It was McDaniel’s fifth time leading a reconciliation pilgrimage to Montgomery since December 2018. His first visit to the Legacy Museum and the National Memorial for Peace and Justice was in April of that year, around the time the two sites opened, and it proved to be a particularly difficult experience for him.
“It was overwhelming,” McDaniel said. “I actually had to leave early. I broke down in tears, just witnessing man’s inhumanity to each other.”
The memorial is intended to honor all of the more than 4,000 lynching victims in the country, some named and some whose identity is unknown. On a hill overlooking downtown Montgomery, a series of steel columns hang in rows around a green square. Each column represents a county where the Equal Justice Initiative has confirmed at least one lynching occurred. The victims are listed on the columns.
The Executive Council members ascended the hill to the memorial’s starting point. As they began passing between the columns, they were able to examine them at eye level. But as they proceeded, they followed a path downward, so that the columns further along the path were suspended higher and higher overhead – invoking the sight of victims hanging dead.

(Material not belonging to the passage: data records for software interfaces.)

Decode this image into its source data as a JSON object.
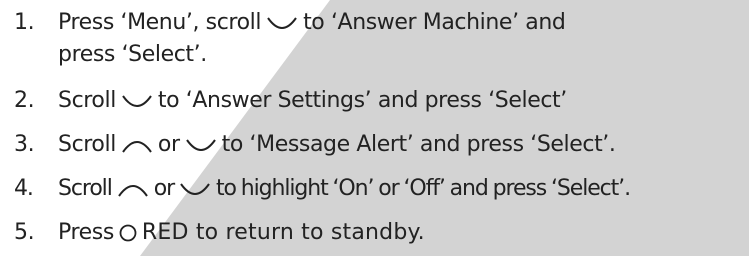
{
  "steps": [
    {
      "number": "1.",
      "parts": [
        "Press ‘Menu’, scroll",
        "to ‘Answer Machine’ and"
      ],
      "continuation": "press ‘Select’.",
      "icons": [
        "scroll-down-icon"
      ]
    },
    {
      "number": "2.",
      "parts": [
        "Scroll",
        "to ‘Answer Settings’ and press ‘Select’"
      ],
      "icons": [
        "scroll-down-icon"
      ]
    },
    {
      "number": "3.",
      "parts": [
        "Scroll",
        "or",
        "to ‘Message Alert’ and press ‘Select’."
      ],
      "icons": [
        "scroll-up-icon",
        "scroll-down-icon"
      ]
    },
    {
      "number": "4.",
      "parts": [
        "Scroll",
        "or",
        "to highlight ‘On’ or ‘Off’ and press ‘Select’."
      ],
      "icons": [
        "scroll-up-icon",
        "scroll-down-icon"
      ]
    },
    {
      "number": "5.",
      "parts": [
        "Press",
        "RED to return to standby."
      ],
      "icons": [
        "red-button-icon"
      ]
    }
  ],
  "colors": {
    "text": "#222222",
    "background_white": "#ffffff",
    "background_grey": "#d3d3d3"
  }
}
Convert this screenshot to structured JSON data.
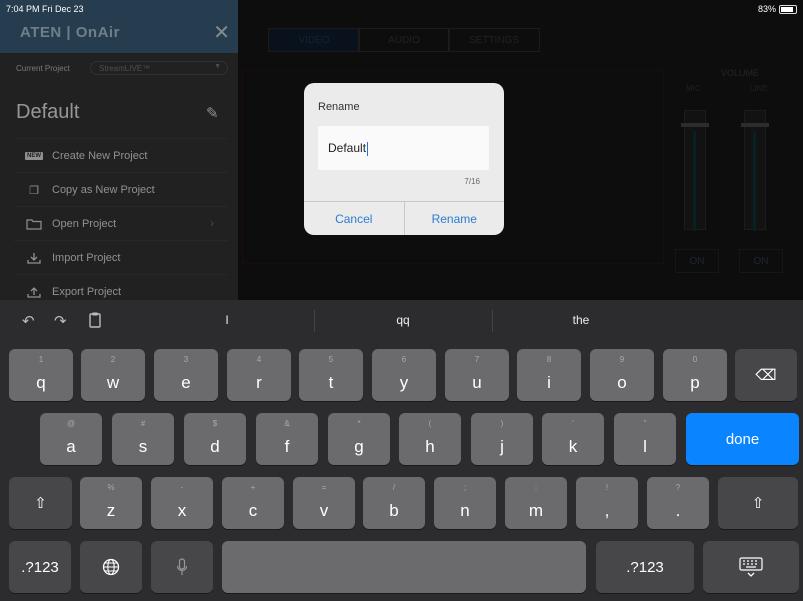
{
  "status_bar": {
    "time": "7:04 PM  Fri Dec 23",
    "battery": "83%"
  },
  "app": {
    "tabs": [
      "VIDEO",
      "AUDIO",
      "SETTINGS"
    ],
    "volume": {
      "title": "VOLUME",
      "mic_label": "MIC",
      "line_label": "LINE",
      "on_labels": [
        "ON",
        "ON"
      ]
    }
  },
  "sidebar": {
    "brand": "ATEN | OnAir",
    "close_icon": "close-icon",
    "current_project_label": "Current Project",
    "current_project_value": "StreamLIVE™",
    "project_name": "Default",
    "menu": [
      {
        "label": "Create New Project",
        "icon": "new-icon",
        "badge": "NEW"
      },
      {
        "label": "Copy as New Project",
        "icon": "copy-icon"
      },
      {
        "label": "Open Project",
        "icon": "folder-icon",
        "has_arrow": true
      },
      {
        "label": "Import Project",
        "icon": "import-icon"
      },
      {
        "label": "Export Project",
        "icon": "export-icon"
      }
    ]
  },
  "dialog": {
    "title": "Rename",
    "input_value": "Default",
    "char_count": "7/16",
    "cancel_label": "Cancel",
    "confirm_label": "Rename"
  },
  "keyboard": {
    "suggestions": [
      "I",
      "qq",
      "the"
    ],
    "row1": [
      {
        "hint": "1",
        "key": "q"
      },
      {
        "hint": "2",
        "key": "w"
      },
      {
        "hint": "3",
        "key": "e"
      },
      {
        "hint": "4",
        "key": "r"
      },
      {
        "hint": "5",
        "key": "t"
      },
      {
        "hint": "6",
        "key": "y"
      },
      {
        "hint": "7",
        "key": "u"
      },
      {
        "hint": "8",
        "key": "i"
      },
      {
        "hint": "9",
        "key": "o"
      },
      {
        "hint": "0",
        "key": "p"
      }
    ],
    "row2": [
      {
        "hint": "@",
        "key": "a"
      },
      {
        "hint": "#",
        "key": "s"
      },
      {
        "hint": "$",
        "key": "d"
      },
      {
        "hint": "&",
        "key": "f"
      },
      {
        "hint": "*",
        "key": "g"
      },
      {
        "hint": "(",
        "key": "h"
      },
      {
        "hint": ")",
        "key": "j"
      },
      {
        "hint": "'",
        "key": "k"
      },
      {
        "hint": "\"",
        "key": "l"
      }
    ],
    "row3": [
      {
        "hint": "%",
        "key": "z"
      },
      {
        "hint": "-",
        "key": "x"
      },
      {
        "hint": "+",
        "key": "c"
      },
      {
        "hint": "=",
        "key": "v"
      },
      {
        "hint": "/",
        "key": "b"
      },
      {
        "hint": ";",
        "key": "n"
      },
      {
        "hint": ":",
        "key": "m"
      },
      {
        "hint": "!",
        "key": ","
      },
      {
        "hint": "?",
        "key": "."
      }
    ],
    "done_label": "done",
    "numbers_label": ".?123",
    "backspace_icon": "backspace-icon",
    "shift_icon": "shift-icon",
    "globe_icon": "globe-icon",
    "mic_icon": "microphone-icon",
    "dismiss_icon": "keyboard-dismiss-icon"
  }
}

The Equal Justice Initiative also created duplicate columns for each of the more than 800 counties and laid them on the grounds of the memorial, inviting each county to claim and display its column as an act of confronting, acknowledging and remembering its history. Few counties have done so yet.
“You can’t have reconciliation until you have truth,” Stevenson told Executive Council members later that day, after they had traveled by bus and van to Good Shepherd. Stevenson also urged them not to lose hope in the face of such injustices.
“Hopelessness is the enemy of justice,” Stevenson said. “Our hope is critical to our capacity to change the world.”
The following morning, on Oct. 20, Presiding Bishop Michael Curry referred to Stevenson’s “words of wisdom and his words of hope for us all” in his sermon during the Eucharist at St. John’s Episcopal Church in downtown Montgomery. A large crowd, easily topping a hundred, had packed the nave of the church.
Curry, as he often does in his sermons, emphasized the theme of God’s love and assured his listeners that Jesus had shown the way of love.
“There is one God who created us all, and if we come from one source, you know what that means – we’re all kinfolk,” Curry said. “We are all the children of God. We can learn to live together. We can learn to build life together. … We can learn to build a new world.”
– David Paulsen is an editor and reporter for Episcopal News Service. He can be reached at firstname.lastname@example.org.